Perhaps at the dawn of the grunge era, Trip Shakespeare were just too sunny: Despite the posed seriousness of a few promo photos, the band members were always seen smiling, and never seemed happier than when they were on stage. They were as cheerful as an Up With People concert:

The band’s perfect short-story song, “Snow Days,” sums up everything that made Trip Shakespeare so special, and so non-commercial. It’s a song that could only come from a band from the Midwest, a tribute to Mrs. Braintree, a long-suffering teacher who gets a “blessing on the ground” that brings her a long-deserved day off. The slowwww track starts with piano plinks that sound like snowflakes; bassist Munson gets the lyrical leadoff as he describes the wintry scene, and the vocals build as the snow does. The song’s solo is not a guitar, but the return of the shimmery piano to the spotlight, leading to one of Matt Wilson’s trademark spoken-word segues, as he chides her, “Mrs. Braintree, you’re a chilly northern woman / Go home from yonder bus stop, because there’s a blessing on the ground.” A touch of falsetto, then the harmonizing vocals build again, celebrating the snow, the teacher, the music itself. Despite its plodding pace, it remains a riveting ode to this detail-specific winter day. It’s a song that wouldn’t fit in anywhere else, except perhaps an off-off-off-Broadway stage musical about public education: It barely fit into the band’s offbeat canon, yet it remains one of Trip Shakespeare’s best-ever creations.

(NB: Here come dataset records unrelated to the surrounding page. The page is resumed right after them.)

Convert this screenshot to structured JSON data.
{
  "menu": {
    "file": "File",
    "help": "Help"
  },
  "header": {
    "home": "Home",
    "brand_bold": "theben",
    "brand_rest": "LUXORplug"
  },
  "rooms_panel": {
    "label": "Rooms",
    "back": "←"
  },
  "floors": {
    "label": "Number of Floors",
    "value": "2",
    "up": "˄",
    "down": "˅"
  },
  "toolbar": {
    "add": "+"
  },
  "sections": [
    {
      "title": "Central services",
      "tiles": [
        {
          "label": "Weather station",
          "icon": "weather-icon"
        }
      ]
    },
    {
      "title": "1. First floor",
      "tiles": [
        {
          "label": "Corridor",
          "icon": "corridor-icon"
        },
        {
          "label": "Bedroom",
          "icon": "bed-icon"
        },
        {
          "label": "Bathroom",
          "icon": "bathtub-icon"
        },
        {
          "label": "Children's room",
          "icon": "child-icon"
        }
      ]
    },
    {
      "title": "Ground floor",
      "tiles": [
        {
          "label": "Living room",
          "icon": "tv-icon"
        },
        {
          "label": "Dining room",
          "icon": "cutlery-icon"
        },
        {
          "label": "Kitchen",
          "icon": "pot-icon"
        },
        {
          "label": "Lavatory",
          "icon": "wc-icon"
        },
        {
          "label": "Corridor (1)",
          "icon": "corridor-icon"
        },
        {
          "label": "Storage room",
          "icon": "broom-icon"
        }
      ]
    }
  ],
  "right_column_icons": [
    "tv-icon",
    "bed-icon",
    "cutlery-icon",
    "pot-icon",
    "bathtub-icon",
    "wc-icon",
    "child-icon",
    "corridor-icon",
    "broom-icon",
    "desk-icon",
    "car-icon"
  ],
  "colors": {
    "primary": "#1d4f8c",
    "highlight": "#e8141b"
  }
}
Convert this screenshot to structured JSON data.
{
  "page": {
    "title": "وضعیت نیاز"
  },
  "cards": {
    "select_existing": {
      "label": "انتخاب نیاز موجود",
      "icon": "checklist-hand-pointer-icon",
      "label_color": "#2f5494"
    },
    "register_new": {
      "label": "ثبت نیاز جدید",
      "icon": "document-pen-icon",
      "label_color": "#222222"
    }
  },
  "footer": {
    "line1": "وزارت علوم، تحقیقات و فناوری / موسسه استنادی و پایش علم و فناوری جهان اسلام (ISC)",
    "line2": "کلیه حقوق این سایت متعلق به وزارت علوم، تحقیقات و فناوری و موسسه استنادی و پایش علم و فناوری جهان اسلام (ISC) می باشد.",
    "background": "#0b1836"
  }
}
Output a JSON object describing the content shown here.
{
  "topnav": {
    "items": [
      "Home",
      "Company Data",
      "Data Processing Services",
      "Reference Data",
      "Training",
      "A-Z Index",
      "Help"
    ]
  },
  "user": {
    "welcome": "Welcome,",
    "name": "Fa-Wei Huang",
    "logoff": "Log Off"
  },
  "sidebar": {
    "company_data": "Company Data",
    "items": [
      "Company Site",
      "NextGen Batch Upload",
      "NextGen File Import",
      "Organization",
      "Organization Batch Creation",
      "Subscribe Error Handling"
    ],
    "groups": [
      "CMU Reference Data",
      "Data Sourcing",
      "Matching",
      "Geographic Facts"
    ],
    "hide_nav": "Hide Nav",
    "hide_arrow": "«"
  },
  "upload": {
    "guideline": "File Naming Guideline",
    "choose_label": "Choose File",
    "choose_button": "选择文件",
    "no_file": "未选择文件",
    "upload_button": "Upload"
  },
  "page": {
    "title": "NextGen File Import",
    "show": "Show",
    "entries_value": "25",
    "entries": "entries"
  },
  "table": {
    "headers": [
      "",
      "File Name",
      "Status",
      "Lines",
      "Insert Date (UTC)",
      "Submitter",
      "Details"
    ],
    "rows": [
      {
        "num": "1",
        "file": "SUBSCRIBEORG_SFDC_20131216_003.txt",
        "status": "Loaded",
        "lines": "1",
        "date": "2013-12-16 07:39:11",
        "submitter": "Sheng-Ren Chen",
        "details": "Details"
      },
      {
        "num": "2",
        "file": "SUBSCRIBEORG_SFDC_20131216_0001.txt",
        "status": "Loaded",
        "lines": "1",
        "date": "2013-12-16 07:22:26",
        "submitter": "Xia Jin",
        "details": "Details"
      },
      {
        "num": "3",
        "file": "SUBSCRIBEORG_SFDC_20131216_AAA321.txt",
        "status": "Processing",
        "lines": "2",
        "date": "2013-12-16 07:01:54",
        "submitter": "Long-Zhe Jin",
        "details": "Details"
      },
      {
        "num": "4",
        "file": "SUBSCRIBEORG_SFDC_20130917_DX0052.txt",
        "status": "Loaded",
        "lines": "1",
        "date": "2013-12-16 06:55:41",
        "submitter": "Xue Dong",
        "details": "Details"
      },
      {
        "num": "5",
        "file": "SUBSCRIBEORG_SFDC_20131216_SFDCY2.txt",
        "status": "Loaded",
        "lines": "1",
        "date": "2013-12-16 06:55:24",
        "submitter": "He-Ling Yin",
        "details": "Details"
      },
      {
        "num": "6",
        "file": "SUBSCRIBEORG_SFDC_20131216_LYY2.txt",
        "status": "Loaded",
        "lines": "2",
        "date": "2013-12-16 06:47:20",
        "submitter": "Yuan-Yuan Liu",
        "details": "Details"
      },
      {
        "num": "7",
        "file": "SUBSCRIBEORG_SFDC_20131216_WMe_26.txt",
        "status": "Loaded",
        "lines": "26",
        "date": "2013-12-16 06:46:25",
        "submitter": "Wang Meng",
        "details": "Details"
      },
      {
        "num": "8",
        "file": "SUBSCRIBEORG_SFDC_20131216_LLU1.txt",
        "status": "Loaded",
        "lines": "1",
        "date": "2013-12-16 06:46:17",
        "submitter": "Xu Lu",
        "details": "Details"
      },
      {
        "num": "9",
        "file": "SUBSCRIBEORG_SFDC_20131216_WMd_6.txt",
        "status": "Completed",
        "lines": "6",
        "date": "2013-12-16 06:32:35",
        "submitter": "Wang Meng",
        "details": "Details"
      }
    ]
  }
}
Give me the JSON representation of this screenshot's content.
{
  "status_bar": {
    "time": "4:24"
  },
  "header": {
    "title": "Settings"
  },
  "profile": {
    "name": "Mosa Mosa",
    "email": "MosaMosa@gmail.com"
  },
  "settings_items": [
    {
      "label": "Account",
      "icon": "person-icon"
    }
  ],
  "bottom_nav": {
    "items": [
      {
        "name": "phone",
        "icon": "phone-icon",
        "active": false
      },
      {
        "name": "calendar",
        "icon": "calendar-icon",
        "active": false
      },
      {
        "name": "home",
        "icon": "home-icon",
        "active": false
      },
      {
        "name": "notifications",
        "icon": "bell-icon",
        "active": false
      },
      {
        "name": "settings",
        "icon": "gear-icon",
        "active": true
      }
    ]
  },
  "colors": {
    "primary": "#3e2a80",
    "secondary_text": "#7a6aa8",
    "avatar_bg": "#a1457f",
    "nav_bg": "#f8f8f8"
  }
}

Trip Shakespeare ultimately came to a familiar ’90s end: A few local releases led to a major-label signing, which led to a few more releases that went nowhere, and the band was dropped, and subsequently broke up. (I maintain 1991’s A&M release Lulu stands as a tremendously strong album, and surely if there was room in the hippified music market for absolute dreck like The Spin Doctors, couldn’t a little label grease have helped to push Lulu’s “Bachelorette” as a single?) Dan Wilson and Munson formed Semisonic and honed their songwriting into pop tunes that were more radio-ready, peaking with the ’90s anthem “Closing Time.” Dan Wilson now cowrites songs with people like Taylor Swift and Adele; Matt Wilson and Munson recently reconnected again to play as The Twilight Hours.

A few months ago, Omnivore Recordings re-released Trip Shakespeare’s first two albums, Applehead Man and Are You Shakespearienced?, in special expanded editions including digipaks and colored vinyl, each with several bonus tracks. Maybe a few decades later, interest in Trip Shakespeare will take off again; with the band’s awesome live reputation, it would no doubt clean up on a mid-sized-venue reunion tour. But when Trip Shakespeare recently reunited for the first time in 20 years to appear at a 2013 holiday show, there was only one song that could define that legendary set.